[[ INFORMATION GIVEN, beginning ]]

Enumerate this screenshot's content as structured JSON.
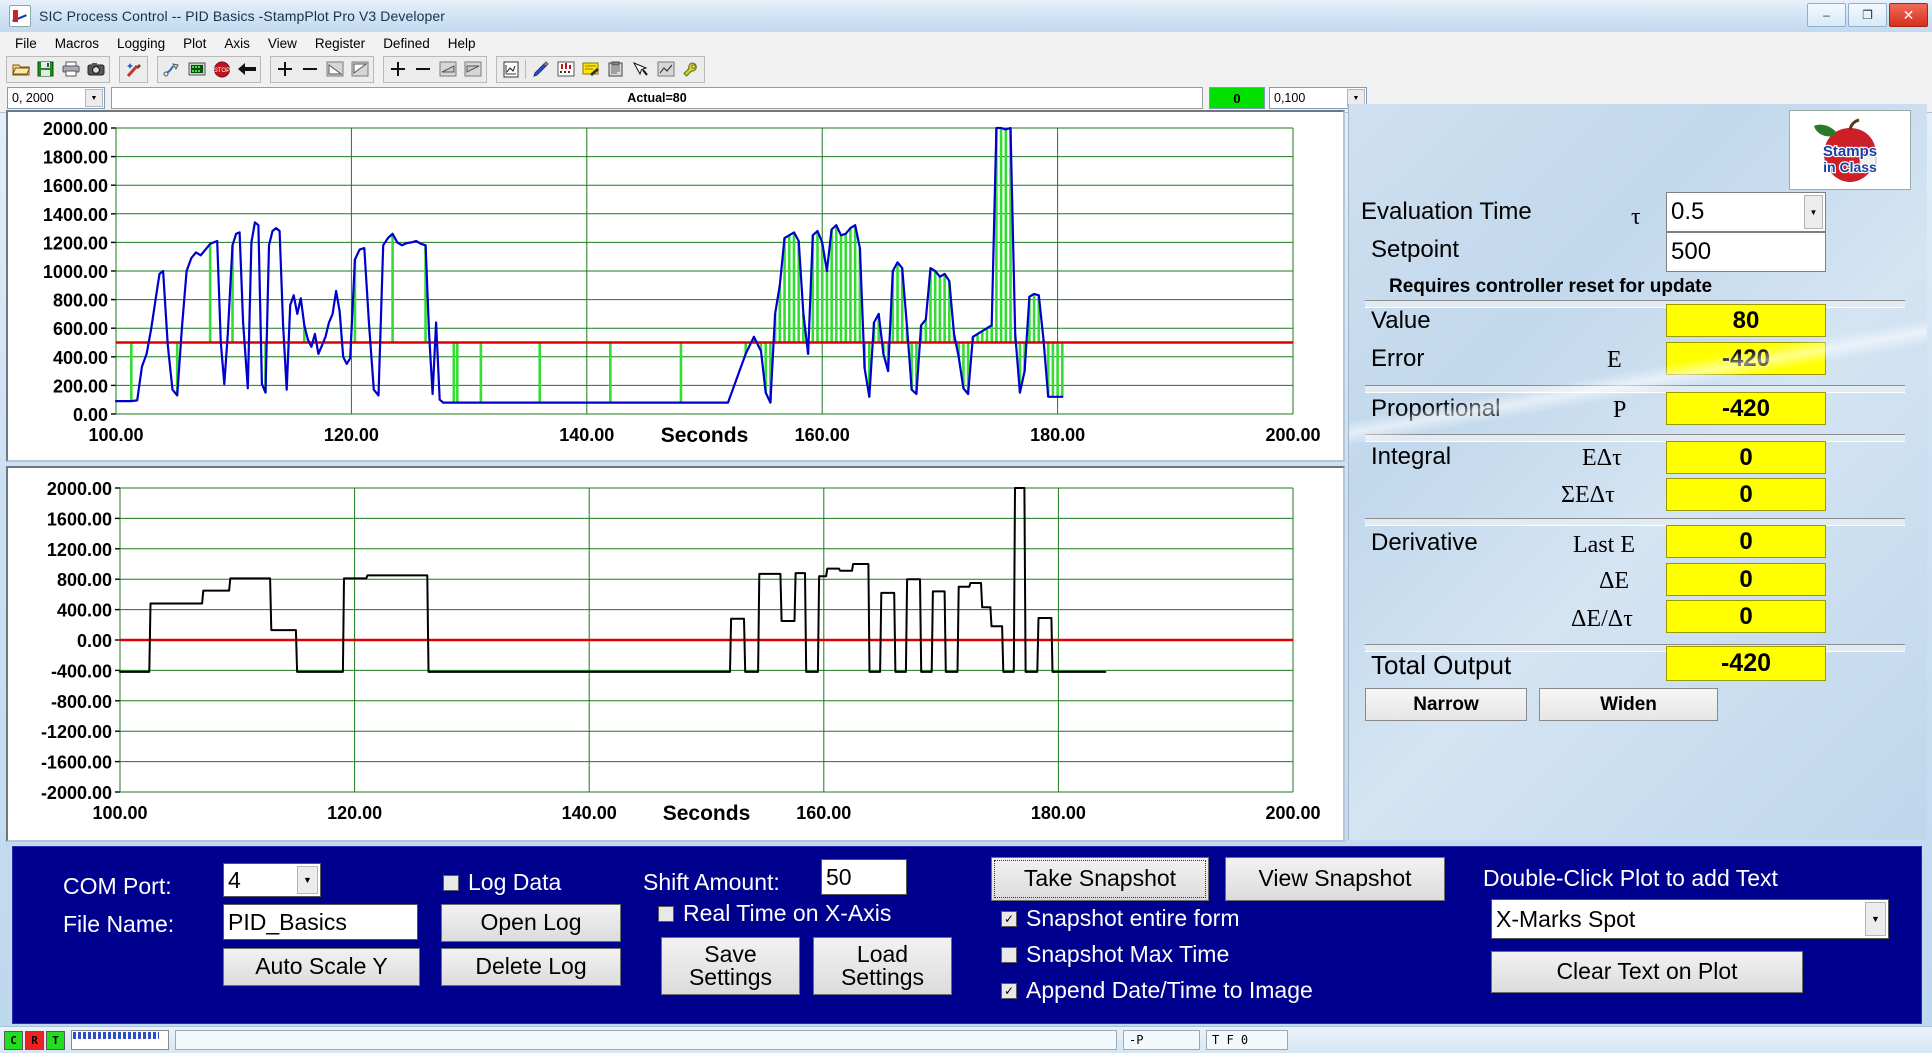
{
  "window": {
    "title": "SIC Process Control -- PID Basics -StampPlot Pro V3 Developer",
    "minimize": "–",
    "maximize": "❐",
    "close": "✕"
  },
  "menu": [
    "File",
    "Macros",
    "Logging",
    "Plot",
    "Axis",
    "View",
    "Register",
    "Defined",
    "Help"
  ],
  "toolbar": {
    "groups": [
      [
        "open-icon",
        "save-icon",
        "print-icon",
        "camera-icon"
      ],
      [
        "wand-icon"
      ],
      [
        "connect-icon",
        "terminal-icon",
        "stop-icon",
        "back-arrow-icon"
      ],
      [
        "plus-icon",
        "minus-icon",
        "scale-up-icon",
        "scale-down-icon"
      ],
      [
        "plus2-icon",
        "minus2-icon",
        "shift-left-icon",
        "shift-right-icon"
      ],
      [
        "graph-icon",
        "pen-icon",
        "marks-icon",
        "notes-icon",
        "clipboard-icon",
        "pointer-icon",
        "trend-icon",
        "wrench-icon"
      ]
    ]
  },
  "fieldrow": {
    "y_range": "0, 2000",
    "actual": "Actual=80",
    "indicator": "0",
    "x_range": "0,100"
  },
  "chart_data": [
    {
      "type": "line",
      "name": "process-value-plot",
      "title": "",
      "xlabel": "Seconds",
      "ylabel": "",
      "xlim": [
        100,
        200
      ],
      "ylim": [
        0,
        2000
      ],
      "xticks": [
        "100.00",
        "120.00",
        "140.00",
        "160.00",
        "180.00",
        "200.00"
      ],
      "yticks": [
        "0.00",
        "200.00",
        "400.00",
        "600.00",
        "800.00",
        "1000.00",
        "1200.00",
        "1400.00",
        "1600.00",
        "1800.00",
        "2000.00"
      ],
      "grid": true,
      "legend": "none",
      "series": [
        {
          "name": "Value",
          "color": "#0000cc",
          "x": [
            100.0,
            100.4,
            101.3,
            101.8,
            102.2,
            102.6,
            103.0,
            103.4,
            103.7,
            104.0,
            104.4,
            104.8,
            105.2,
            105.6,
            106.0,
            106.4,
            106.8,
            107.2,
            107.6,
            108.0,
            108.3,
            108.6,
            108.9,
            109.2,
            109.5,
            109.9,
            110.2,
            110.5,
            110.8,
            111.2,
            111.5,
            111.8,
            112.1,
            112.4,
            112.7,
            113.0,
            113.3,
            113.6,
            113.9,
            114.2,
            114.5,
            114.8,
            115.1,
            115.4,
            115.7,
            116.0,
            116.3,
            116.6,
            116.9,
            117.2,
            117.5,
            117.8,
            118.1,
            118.4,
            118.7,
            119.0,
            119.3,
            119.6,
            119.9,
            120.3,
            120.7,
            121.1,
            121.5,
            121.9,
            122.3,
            122.7,
            123.1,
            123.5,
            123.9,
            124.3,
            124.7,
            125.1,
            125.5,
            125.9,
            126.3,
            126.6,
            126.9,
            127.2,
            127.5,
            127.8,
            128.1,
            128.4,
            128.7,
            129.0,
            131.0,
            136.0,
            142.0,
            148.0,
            152.0,
            153.5,
            154.2,
            154.8,
            155.2,
            155.6,
            156.0,
            156.4,
            156.8,
            157.2,
            157.6,
            158.0,
            158.4,
            158.8,
            159.2,
            159.6,
            160.0,
            160.4,
            160.8,
            161.2,
            161.6,
            162.0,
            162.4,
            162.8,
            163.2,
            163.6,
            164.0,
            164.4,
            164.8,
            165.2,
            165.6,
            166.0,
            166.4,
            166.8,
            167.2,
            167.6,
            168.0,
            168.4,
            168.8,
            169.2,
            169.6,
            170.0,
            170.4,
            170.8,
            171.2,
            171.6,
            172.0,
            172.4,
            172.8,
            173.2,
            173.6,
            174.0,
            174.4,
            174.8,
            175.2,
            175.6,
            176.0,
            176.4,
            176.8,
            177.2,
            177.6,
            178.0,
            178.4,
            178.8,
            179.2,
            179.6,
            180.0,
            180.4,
            184.0
          ],
          "y": [
            90,
            90,
            90,
            95,
            330,
            420,
            600,
            820,
            980,
            1000,
            480,
            170,
            130,
            600,
            1000,
            1090,
            1130,
            1110,
            1150,
            1190,
            1200,
            1210,
            500,
            210,
            560,
            1180,
            1260,
            1270,
            640,
            180,
            1200,
            1340,
            1320,
            210,
            150,
            1180,
            1280,
            1300,
            1280,
            620,
            170,
            760,
            830,
            700,
            810,
            620,
            520,
            470,
            560,
            420,
            480,
            540,
            640,
            700,
            860,
            720,
            400,
            350,
            390,
            1080,
            1150,
            1160,
            620,
            170,
            130,
            1180,
            1230,
            1260,
            1200,
            1180,
            1195,
            1200,
            1210,
            1190,
            1180,
            560,
            140,
            640,
            100,
            80,
            80,
            80,
            80,
            80,
            80,
            80,
            80,
            80,
            80,
            420,
            540,
            440,
            150,
            80,
            700,
            900,
            1230,
            1250,
            1270,
            1210,
            700,
            420,
            1250,
            1280,
            1200,
            1000,
            1290,
            1320,
            1250,
            1260,
            1300,
            1320,
            1160,
            320,
            120,
            640,
            700,
            420,
            300,
            1000,
            1060,
            1020,
            620,
            170,
            140,
            620,
            660,
            1020,
            1000,
            960,
            980,
            930,
            560,
            400,
            180,
            140,
            540,
            560,
            580,
            600,
            620,
            2000,
            2000,
            1990,
            2000,
            560,
            150,
            300,
            820,
            840,
            830,
            520,
            120,
            120,
            120,
            120
          ]
        },
        {
          "name": "Setpoint",
          "color": "#e00000",
          "constant": 500
        }
      ],
      "markers": {
        "color": "#33dd33",
        "description": "vertical green sample bars between trace and setpoint line"
      }
    },
    {
      "type": "line",
      "name": "controller-output-plot",
      "title": "",
      "xlabel": "Seconds",
      "ylabel": "",
      "xlim": [
        100,
        200
      ],
      "ylim": [
        -2000,
        2000
      ],
      "xticks": [
        "100.00",
        "120.00",
        "140.00",
        "160.00",
        "180.00",
        "200.00"
      ],
      "yticks": [
        "-2000.00",
        "-1600.00",
        "-1200.00",
        "-800.00",
        "-400.00",
        "0.00",
        "400.00",
        "800.00",
        "1200.00",
        "1600.00",
        "2000.00"
      ],
      "grid": true,
      "legend": "none",
      "series": [
        {
          "name": "Output",
          "color": "#000000",
          "x": [
            100.0,
            102.5,
            102.6,
            107.0,
            107.1,
            109.3,
            109.4,
            112.8,
            112.9,
            115.0,
            115.1,
            119.0,
            119.1,
            121.0,
            121.1,
            126.2,
            126.3,
            128.5,
            128.6,
            152.0,
            152.1,
            153.2,
            153.3,
            154.4,
            154.5,
            156.3,
            156.4,
            157.5,
            157.6,
            158.4,
            158.5,
            159.5,
            159.6,
            160.2,
            160.3,
            161.3,
            161.4,
            162.4,
            162.5,
            163.8,
            163.9,
            164.8,
            164.9,
            166.0,
            166.1,
            167.0,
            167.1,
            168.2,
            168.3,
            169.2,
            169.3,
            170.3,
            170.4,
            171.4,
            171.5,
            172.4,
            172.5,
            173.4,
            173.5,
            174.2,
            174.3,
            175.2,
            175.3,
            176.2,
            176.3,
            177.1,
            177.2,
            178.2,
            178.3,
            179.4,
            179.5,
            184.0
          ],
          "y": [
            -420,
            -420,
            480,
            480,
            650,
            650,
            810,
            810,
            130,
            130,
            -420,
            -420,
            810,
            810,
            850,
            850,
            -420,
            -420,
            -420,
            -420,
            280,
            280,
            -420,
            -420,
            870,
            870,
            250,
            250,
            880,
            880,
            -420,
            -420,
            840,
            840,
            940,
            940,
            910,
            910,
            1000,
            1000,
            -420,
            -420,
            620,
            620,
            -420,
            -420,
            800,
            800,
            -420,
            -420,
            640,
            640,
            -420,
            -420,
            700,
            700,
            750,
            750,
            430,
            430,
            180,
            180,
            -420,
            -420,
            2000,
            2000,
            -420,
            -420,
            290,
            290,
            -420,
            -420
          ]
        },
        {
          "name": "Zero",
          "color": "#e00000",
          "constant": 0
        }
      ]
    }
  ],
  "panel": {
    "logo_alt": "Stamps in Class",
    "logo_line1": "Stamps",
    "logo_line2": "in Class",
    "eval_time_label": "Evaluation Time",
    "eval_time_symbol": "τ",
    "eval_time_value": "0.5",
    "setpoint_label": "Setpoint",
    "setpoint_value": "500",
    "reset_note": "Requires controller reset for update",
    "value_label": "Value",
    "value_value": "80",
    "error_label": "Error",
    "error_symbol": "E",
    "error_value": "-420",
    "prop_label": "Proportional",
    "prop_symbol": "P",
    "prop_value": "-420",
    "integral_label": "Integral",
    "integral_sym1": "EΔτ",
    "integral_val1": "0",
    "integral_sym2": "ΣEΔτ",
    "integral_val2": "0",
    "deriv_label": "Derivative",
    "deriv_sym1": "Last E",
    "deriv_val1": "0",
    "deriv_sym2": "ΔE",
    "deriv_val2": "0",
    "deriv_sym3": "ΔE/Δτ",
    "deriv_val3": "0",
    "total_label": "Total Output",
    "total_value": "-420",
    "narrow_label": "Narrow",
    "widen_label": "Widen"
  },
  "bottom": {
    "com_port_label": "COM Port:",
    "com_port_value": "4",
    "file_name_label": "File Name:",
    "file_name_value": "PID_Basics",
    "auto_scale_label": "Auto Scale Y",
    "log_data_label": "Log Data",
    "log_data_checked": false,
    "open_log_label": "Open Log",
    "delete_log_label": "Delete Log",
    "shift_amount_label": "Shift Amount:",
    "shift_amount_value": "50",
    "real_time_label": "Real Time on X-Axis",
    "real_time_checked": false,
    "save_settings_label": "Save\nSettings",
    "save_settings_line1": "Save",
    "save_settings_line2": "Settings",
    "load_settings_line1": "Load",
    "load_settings_line2": "Settings",
    "take_snapshot_label": "Take Snapshot",
    "view_snapshot_label": "View Snapshot",
    "snap_form_label": "Snapshot entire form",
    "snap_form_checked": true,
    "snap_max_label": "Snapshot Max Time",
    "snap_max_checked": false,
    "append_dt_label": "Append Date/Time to Image",
    "append_dt_checked": true,
    "dblclick_label": "Double-Click Plot to add Text",
    "text_mode_value": "X-Marks Spot",
    "clear_text_label": "Clear Text on Plot",
    "checkmark": "✓"
  },
  "status": {
    "led_c": "C",
    "led_r": "R",
    "led_t": "T",
    "cell_p": "-P",
    "cell_tf": "T F 0"
  }
}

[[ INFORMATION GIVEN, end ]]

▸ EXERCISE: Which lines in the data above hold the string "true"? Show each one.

▸ REPLY TO THE TASK:
      "grid": true,
      "grid": true,
    "snap_form_checked": true,
    "append_dt_checked": true,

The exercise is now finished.